Exercise description
Every single record needs to be restated word for word.

Excerpts from a dataset
***
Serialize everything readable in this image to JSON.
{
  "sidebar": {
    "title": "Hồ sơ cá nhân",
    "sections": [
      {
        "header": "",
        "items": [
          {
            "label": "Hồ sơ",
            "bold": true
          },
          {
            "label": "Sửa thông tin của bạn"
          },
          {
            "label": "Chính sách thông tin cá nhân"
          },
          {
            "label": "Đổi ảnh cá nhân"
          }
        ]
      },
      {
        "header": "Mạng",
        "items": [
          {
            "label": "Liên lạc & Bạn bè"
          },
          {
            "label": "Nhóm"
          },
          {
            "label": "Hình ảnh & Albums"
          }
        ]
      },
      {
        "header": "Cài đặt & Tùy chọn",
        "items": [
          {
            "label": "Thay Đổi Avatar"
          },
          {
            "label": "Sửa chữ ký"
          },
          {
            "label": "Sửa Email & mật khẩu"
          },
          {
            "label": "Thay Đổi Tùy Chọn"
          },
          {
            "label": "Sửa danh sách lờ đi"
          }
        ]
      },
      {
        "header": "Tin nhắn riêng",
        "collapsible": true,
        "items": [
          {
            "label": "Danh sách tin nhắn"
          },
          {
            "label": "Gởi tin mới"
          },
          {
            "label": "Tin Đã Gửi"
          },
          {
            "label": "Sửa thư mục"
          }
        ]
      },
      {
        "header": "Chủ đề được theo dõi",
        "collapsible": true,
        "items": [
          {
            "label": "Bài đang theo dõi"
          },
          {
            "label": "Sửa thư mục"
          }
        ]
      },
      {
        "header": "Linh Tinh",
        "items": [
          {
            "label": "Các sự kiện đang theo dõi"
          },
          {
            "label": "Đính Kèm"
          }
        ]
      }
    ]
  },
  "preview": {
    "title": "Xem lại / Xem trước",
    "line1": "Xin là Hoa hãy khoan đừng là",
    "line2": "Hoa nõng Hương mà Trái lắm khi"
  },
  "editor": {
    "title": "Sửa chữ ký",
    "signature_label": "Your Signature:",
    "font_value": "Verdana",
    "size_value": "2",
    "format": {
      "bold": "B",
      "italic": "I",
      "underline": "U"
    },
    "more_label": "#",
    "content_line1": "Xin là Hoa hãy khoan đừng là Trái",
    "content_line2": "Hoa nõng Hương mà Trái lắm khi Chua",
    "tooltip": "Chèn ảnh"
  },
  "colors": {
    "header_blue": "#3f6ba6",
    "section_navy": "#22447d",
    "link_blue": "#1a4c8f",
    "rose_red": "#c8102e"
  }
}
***
Task result
Serialize everything readable in this image to JSON.
{
  "sidebar": {
    "title": "Hồ sơ cá nhân",
    "sections": [
      {
        "header": "",
        "items": [
          {
            "label": "Hồ sơ",
            "bold": true
          },
          {
            "label": "Sửa thông tin của bạn"
          },
          {
            "label": "Chính sách thông tin cá nhân"
          },
          {
            "label": "Đổi ảnh cá nhân"
          }
        ]
      },
      {
        "header": "Mạng",
        "items": [
          {
            "label": "Liên lạc & Bạn bè"
          },
          {
            "label": "Nhóm"
          },
          {
            "label": "Hình ảnh & Albums"
          }
        ]
      },
      {
        "header": "Cài đặt & Tùy chọn",
        "items": [
          {
            "label": "Thay Đổi Avatar"
          },
          {
            "label": "Sửa chữ ký"
          },
          {
            "label": "Sửa Email & mật khẩu"
          },
          {
            "label": "Thay Đổi Tùy Chọn"
          },
          {
            "label": "Sửa danh sách lờ đi"
          }
        ]
      },
      {
        "header": "Tin nhắn riêng",
        "collapsible": true,
        "items": [
          {
            "label": "Danh sách tin nhắn"
          },
          {
            "label": "Gởi tin mới"
          },
          {
            "label": "Tin Đã Gửi"
          },
          {
            "label": "Sửa thư mục"
          }
        ]
      },
      {
        "header": "Chủ đề được theo dõi",
        "collapsible": true,
        "items": [
          {
            "label": "Bài đang theo dõi"
          },
          {
            "label": "Sửa thư mục"
          }
        ]
      },
      {
        "header": "Linh Tinh",
        "items": [
          {
            "label": "Các sự kiện đang theo dõi"
          },
          {
            "label": "Đính Kèm"
          }
        ]
      }
    ]
  },
  "preview": {
    "title": "Xem lại / Xem trước",
    "line1": "Xin là Hoa hãy khoan đừng là",
    "line2": "Hoa nõng Hương mà Trái lắm khi"
  },
  "editor": {
    "title": "Sửa chữ ký",
    "signature_label": "Your Signature:",
    "font_value": "Verdana",
    "size_value": "2",
    "format": {
      "bold": "B",
      "italic": "I",
      "underline": "U"
    },
    "more_label": "#",
    "content_line1": "Xin là Hoa hãy khoan đừng là Trái",
    "content_line2": "Hoa nõng Hương mà Trái lắm khi Chua",
    "tooltip": "Chèn ảnh"
  },
  "colors": {
    "header_blue": "#3f6ba6",
    "section_navy": "#22447d",
    "link_blue": "#1a4c8f",
    "rose_red": "#c8102e"
  }
}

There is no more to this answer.